Directions for this task: Output the full listing below exactly, without the pictures.
(Dataset content begins)
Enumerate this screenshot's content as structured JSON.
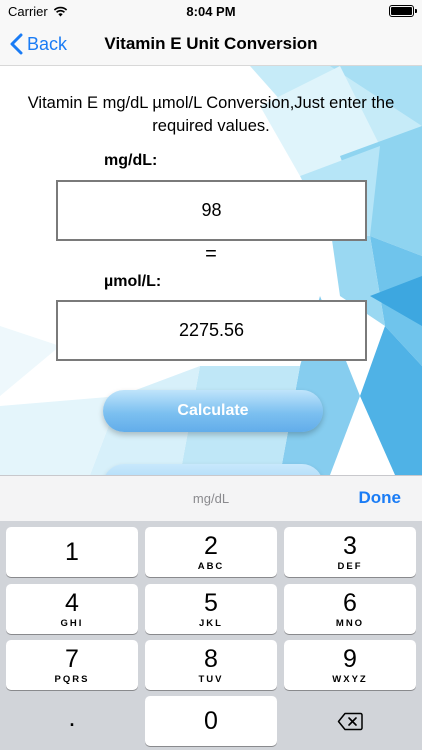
{
  "status_bar": {
    "carrier": "Carrier",
    "time": "8:04 PM",
    "battery_level": 1.0
  },
  "nav": {
    "back_label": "Back",
    "title": "Vitamin E Unit Conversion"
  },
  "main": {
    "instruction": "Vitamin E mg/dL µmol/L Conversion,Just enter the required values.",
    "input_label": "mg/dL:",
    "input_value": "98",
    "equals": "=",
    "result_label": "µmol/L:",
    "result_value": "2275.56",
    "calculate_label": "Calculate"
  },
  "keyboard": {
    "toolbar_placeholder": "mg/dL",
    "done_label": "Done",
    "keys": [
      {
        "digit": "1",
        "letters": ""
      },
      {
        "digit": "2",
        "letters": "ABC"
      },
      {
        "digit": "3",
        "letters": "DEF"
      },
      {
        "digit": "4",
        "letters": "GHI"
      },
      {
        "digit": "5",
        "letters": "JKL"
      },
      {
        "digit": "6",
        "letters": "MNO"
      },
      {
        "digit": "7",
        "letters": "PQRS"
      },
      {
        "digit": "8",
        "letters": "TUV"
      },
      {
        "digit": "9",
        "letters": "WXYZ"
      },
      {
        "digit": ".",
        "letters": ""
      },
      {
        "digit": "0",
        "letters": ""
      }
    ]
  },
  "colors": {
    "accent": "#1a7cf5",
    "button": "#7cc0f0",
    "keyboard_bg": "#d1d4d9"
  }
}
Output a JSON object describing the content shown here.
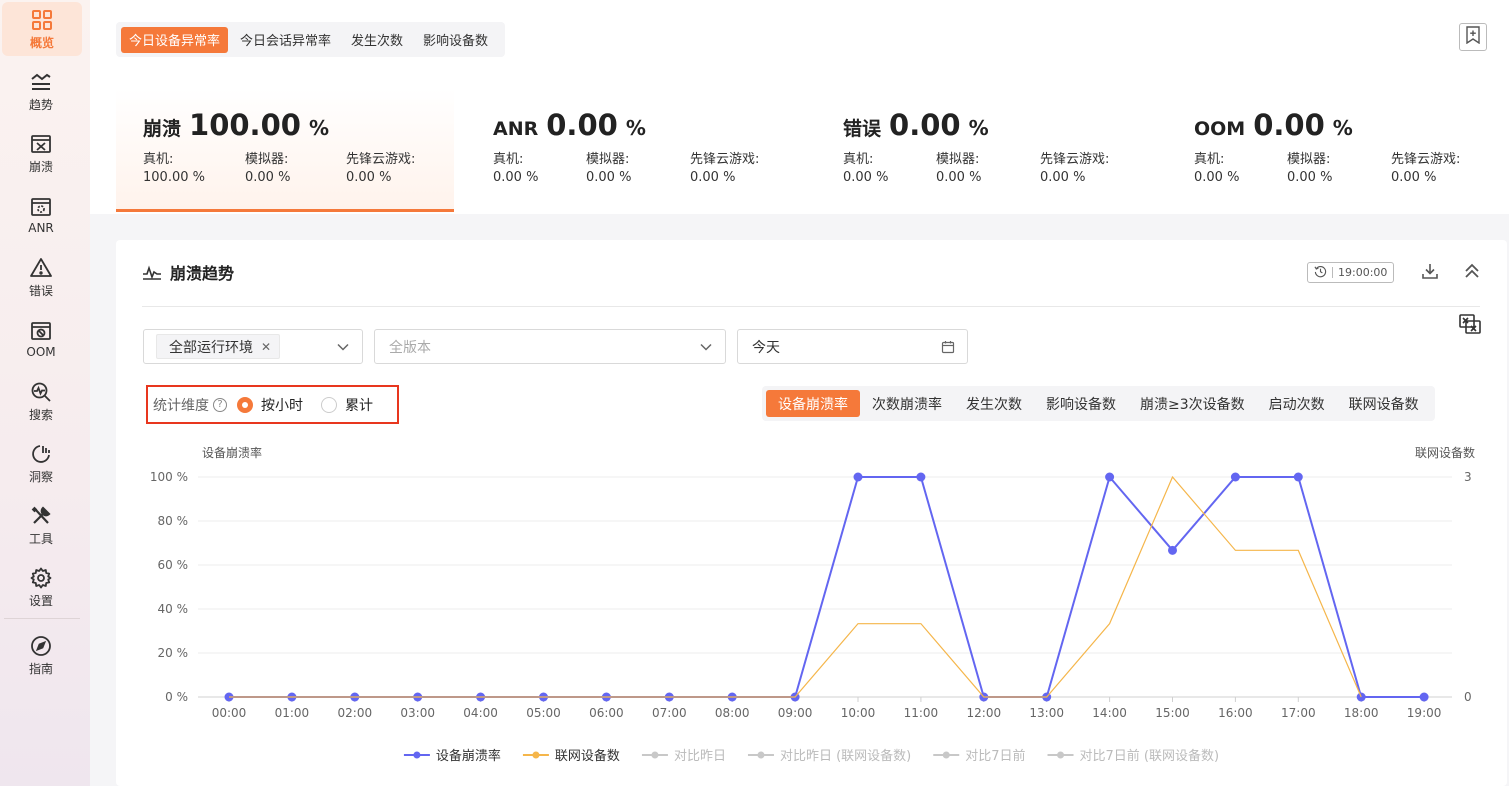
{
  "sidebar": {
    "items": [
      {
        "label": "概览",
        "icon": "grid-icon",
        "active": true
      },
      {
        "label": "趋势",
        "icon": "trend-icon"
      },
      {
        "label": "崩溃",
        "icon": "crash-window-icon"
      },
      {
        "label": "ANR",
        "icon": "anr-window-icon"
      },
      {
        "label": "错误",
        "icon": "warning-icon"
      },
      {
        "label": "OOM",
        "icon": "oom-window-icon"
      },
      {
        "label": "搜索",
        "icon": "search-pulse-icon"
      },
      {
        "label": "洞察",
        "icon": "insight-chart-icon"
      },
      {
        "label": "工具",
        "icon": "tools-icon"
      },
      {
        "label": "设置",
        "icon": "gear-icon"
      },
      {
        "label": "指南",
        "icon": "compass-icon"
      }
    ]
  },
  "top_tabs": [
    {
      "label": "今日设备异常率",
      "active": true
    },
    {
      "label": "今日会话异常率"
    },
    {
      "label": "发生次数"
    },
    {
      "label": "影响设备数"
    }
  ],
  "metrics": [
    {
      "name": "崩溃",
      "value": "100.00",
      "unit": "%",
      "active": true,
      "subs": [
        {
          "label": "真机:",
          "value": "100.00 %"
        },
        {
          "label": "模拟器:",
          "value": "0.00 %"
        },
        {
          "label": "先锋云游戏:",
          "value": "0.00 %"
        }
      ]
    },
    {
      "name": "ANR",
      "value": "0.00",
      "unit": "%",
      "subs": [
        {
          "label": "真机:",
          "value": "0.00 %"
        },
        {
          "label": "模拟器:",
          "value": "0.00 %"
        },
        {
          "label": "先锋云游戏:",
          "value": "0.00 %"
        }
      ]
    },
    {
      "name": "错误",
      "value": "0.00",
      "unit": "%",
      "subs": [
        {
          "label": "真机:",
          "value": "0.00 %"
        },
        {
          "label": "模拟器:",
          "value": "0.00 %"
        },
        {
          "label": "先锋云游戏:",
          "value": "0.00 %"
        }
      ]
    },
    {
      "name": "OOM",
      "value": "0.00",
      "unit": "%",
      "subs": [
        {
          "label": "真机:",
          "value": "0.00 %"
        },
        {
          "label": "模拟器:",
          "value": "0.00 %"
        },
        {
          "label": "先锋云游戏:",
          "value": "0.00 %"
        }
      ]
    }
  ],
  "trend": {
    "title": "崩溃趋势",
    "time_badge": "19:00:00",
    "filters": {
      "env_chip": "全部运行环境",
      "version_placeholder": "全版本",
      "date": "今天"
    },
    "dimension": {
      "label": "统计维度",
      "options": [
        {
          "label": "按小时",
          "checked": true
        },
        {
          "label": "累计",
          "checked": false
        }
      ]
    },
    "metric_tabs": [
      {
        "label": "设备崩溃率",
        "active": true
      },
      {
        "label": "次数崩溃率"
      },
      {
        "label": "发生次数"
      },
      {
        "label": "影响设备数"
      },
      {
        "label": "崩溃≥3次设备数"
      },
      {
        "label": "启动次数"
      },
      {
        "label": "联网设备数"
      }
    ]
  },
  "chart_data": {
    "type": "line",
    "ylabel": "设备崩溃率",
    "y2label": "联网设备数",
    "ylim": [
      0,
      100
    ],
    "y2lim": [
      0,
      3
    ],
    "yticks": [
      "0 %",
      "20 %",
      "40 %",
      "60 %",
      "80 %",
      "100 %"
    ],
    "y2ticks": [
      "0",
      "3"
    ],
    "categories": [
      "00:00",
      "01:00",
      "02:00",
      "03:00",
      "04:00",
      "05:00",
      "06:00",
      "07:00",
      "08:00",
      "09:00",
      "10:00",
      "11:00",
      "12:00",
      "13:00",
      "14:00",
      "15:00",
      "16:00",
      "17:00",
      "18:00",
      "19:00"
    ],
    "series": [
      {
        "name": "设备崩溃率",
        "axis": "left",
        "color": "#6366f1",
        "values": [
          0,
          0,
          0,
          0,
          0,
          0,
          0,
          0,
          0,
          0,
          100,
          100,
          0,
          0,
          100,
          66.67,
          100,
          100,
          0,
          0
        ]
      },
      {
        "name": "联网设备数",
        "axis": "right",
        "color": "#f5b64b",
        "values": [
          0,
          0,
          0,
          0,
          0,
          0,
          0,
          0,
          0,
          0,
          1,
          1,
          0,
          0,
          1,
          3,
          2,
          2,
          0,
          null
        ]
      }
    ],
    "legend": [
      {
        "name": "设备崩溃率",
        "color": "#6366f1",
        "enabled": true
      },
      {
        "name": "联网设备数",
        "color": "#f5b64b",
        "enabled": true
      },
      {
        "name": "对比昨日",
        "color": "#c8c8c8",
        "enabled": false
      },
      {
        "name": "对比昨日 (联网设备数)",
        "color": "#c8c8c8",
        "enabled": false
      },
      {
        "name": "对比7日前",
        "color": "#c8c8c8",
        "enabled": false
      },
      {
        "name": "对比7日前 (联网设备数)",
        "color": "#c8c8c8",
        "enabled": false
      }
    ],
    "grid": true,
    "legend_position": "bottom-center"
  }
}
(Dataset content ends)
Output of the exercise:
Enumerate this screenshot's content as structured JSON.
{
  "status_bar": {
    "carrier": "Carrier",
    "time": "8:04 PM",
    "battery_level": 1.0
  },
  "nav": {
    "back_label": "Back",
    "title": "Vitamin E Unit Conversion"
  },
  "main": {
    "instruction": "Vitamin E mg/dL µmol/L Conversion,Just enter the required values.",
    "input_label": "mg/dL:",
    "input_value": "98",
    "equals": "=",
    "result_label": "µmol/L:",
    "result_value": "2275.56",
    "calculate_label": "Calculate"
  },
  "keyboard": {
    "toolbar_placeholder": "mg/dL",
    "done_label": "Done",
    "keys": [
      {
        "digit": "1",
        "letters": ""
      },
      {
        "digit": "2",
        "letters": "ABC"
      },
      {
        "digit": "3",
        "letters": "DEF"
      },
      {
        "digit": "4",
        "letters": "GHI"
      },
      {
        "digit": "5",
        "letters": "JKL"
      },
      {
        "digit": "6",
        "letters": "MNO"
      },
      {
        "digit": "7",
        "letters": "PQRS"
      },
      {
        "digit": "8",
        "letters": "TUV"
      },
      {
        "digit": "9",
        "letters": "WXYZ"
      },
      {
        "digit": ".",
        "letters": ""
      },
      {
        "digit": "0",
        "letters": ""
      }
    ]
  },
  "colors": {
    "accent": "#1a7cf5",
    "button": "#7cc0f0",
    "keyboard_bg": "#d1d4d9"
  }
}
Output a JSON object describing the content shown here.
{
  "sidebar": {
    "items": [
      {
        "label": "概览",
        "icon": "grid-icon",
        "active": true
      },
      {
        "label": "趋势",
        "icon": "trend-icon"
      },
      {
        "label": "崩溃",
        "icon": "crash-window-icon"
      },
      {
        "label": "ANR",
        "icon": "anr-window-icon"
      },
      {
        "label": "错误",
        "icon": "warning-icon"
      },
      {
        "label": "OOM",
        "icon": "oom-window-icon"
      },
      {
        "label": "搜索",
        "icon": "search-pulse-icon"
      },
      {
        "label": "洞察",
        "icon": "insight-chart-icon"
      },
      {
        "label": "工具",
        "icon": "tools-icon"
      },
      {
        "label": "设置",
        "icon": "gear-icon"
      },
      {
        "label": "指南",
        "icon": "compass-icon"
      }
    ]
  },
  "top_tabs": [
    {
      "label": "今日设备异常率",
      "active": true
    },
    {
      "label": "今日会话异常率"
    },
    {
      "label": "发生次数"
    },
    {
      "label": "影响设备数"
    }
  ],
  "metrics": [
    {
      "name": "崩溃",
      "value": "100.00",
      "unit": "%",
      "active": true,
      "subs": [
        {
          "label": "真机:",
          "value": "100.00 %"
        },
        {
          "label": "模拟器:",
          "value": "0.00 %"
        },
        {
          "label": "先锋云游戏:",
          "value": "0.00 %"
        }
      ]
    },
    {
      "name": "ANR",
      "value": "0.00",
      "unit": "%",
      "subs": [
        {
          "label": "真机:",
          "value": "0.00 %"
        },
        {
          "label": "模拟器:",
          "value": "0.00 %"
        },
        {
          "label": "先锋云游戏:",
          "value": "0.00 %"
        }
      ]
    },
    {
      "name": "错误",
      "value": "0.00",
      "unit": "%",
      "subs": [
        {
          "label": "真机:",
          "value": "0.00 %"
        },
        {
          "label": "模拟器:",
          "value": "0.00 %"
        },
        {
          "label": "先锋云游戏:",
          "value": "0.00 %"
        }
      ]
    },
    {
      "name": "OOM",
      "value": "0.00",
      "unit": "%",
      "subs": [
        {
          "label": "真机:",
          "value": "0.00 %"
        },
        {
          "label": "模拟器:",
          "value": "0.00 %"
        },
        {
          "label": "先锋云游戏:",
          "value": "0.00 %"
        }
      ]
    }
  ],
  "trend": {
    "title": "崩溃趋势",
    "time_badge": "19:00:00",
    "filters": {
      "env_chip": "全部运行环境",
      "version_placeholder": "全版本",
      "date": "今天"
    },
    "dimension": {
      "label": "统计维度",
      "options": [
        {
          "label": "按小时",
          "checked": true
        },
        {
          "label": "累计",
          "checked": false
        }
      ]
    },
    "metric_tabs": [
      {
        "label": "设备崩溃率",
        "active": true
      },
      {
        "label": "次数崩溃率"
      },
      {
        "label": "发生次数"
      },
      {
        "label": "影响设备数"
      },
      {
        "label": "崩溃≥3次设备数"
      },
      {
        "label": "启动次数"
      },
      {
        "label": "联网设备数"
      }
    ]
  },
  "chart_data": {
    "type": "line",
    "ylabel": "设备崩溃率",
    "y2label": "联网设备数",
    "ylim": [
      0,
      100
    ],
    "y2lim": [
      0,
      3
    ],
    "yticks": [
      "0 %",
      "20 %",
      "40 %",
      "60 %",
      "80 %",
      "100 %"
    ],
    "y2ticks": [
      "0",
      "3"
    ],
    "categories": [
      "00:00",
      "01:00",
      "02:00",
      "03:00",
      "04:00",
      "05:00",
      "06:00",
      "07:00",
      "08:00",
      "09:00",
      "10:00",
      "11:00",
      "12:00",
      "13:00",
      "14:00",
      "15:00",
      "16:00",
      "17:00",
      "18:00",
      "19:00"
    ],
    "series": [
      {
        "name": "设备崩溃率",
        "axis": "left",
        "color": "#6366f1",
        "values": [
          0,
          0,
          0,
          0,
          0,
          0,
          0,
          0,
          0,
          0,
          100,
          100,
          0,
          0,
          100,
          66.67,
          100,
          100,
          0,
          0
        ]
      },
      {
        "name": "联网设备数",
        "axis": "right",
        "color": "#f5b64b",
        "values": [
          0,
          0,
          0,
          0,
          0,
          0,
          0,
          0,
          0,
          0,
          1,
          1,
          0,
          0,
          1,
          3,
          2,
          2,
          0,
          null
        ]
      }
    ],
    "legend": [
      {
        "name": "设备崩溃率",
        "color": "#6366f1",
        "enabled": true
      },
      {
        "name": "联网设备数",
        "color": "#f5b64b",
        "enabled": true
      },
      {
        "name": "对比昨日",
        "color": "#c8c8c8",
        "enabled": false
      },
      {
        "name": "对比昨日 (联网设备数)",
        "color": "#c8c8c8",
        "enabled": false
      },
      {
        "name": "对比7日前",
        "color": "#c8c8c8",
        "enabled": false
      },
      {
        "name": "对比7日前 (联网设备数)",
        "color": "#c8c8c8",
        "enabled": false
      }
    ],
    "grid": true,
    "legend_position": "bottom-center"
  }
}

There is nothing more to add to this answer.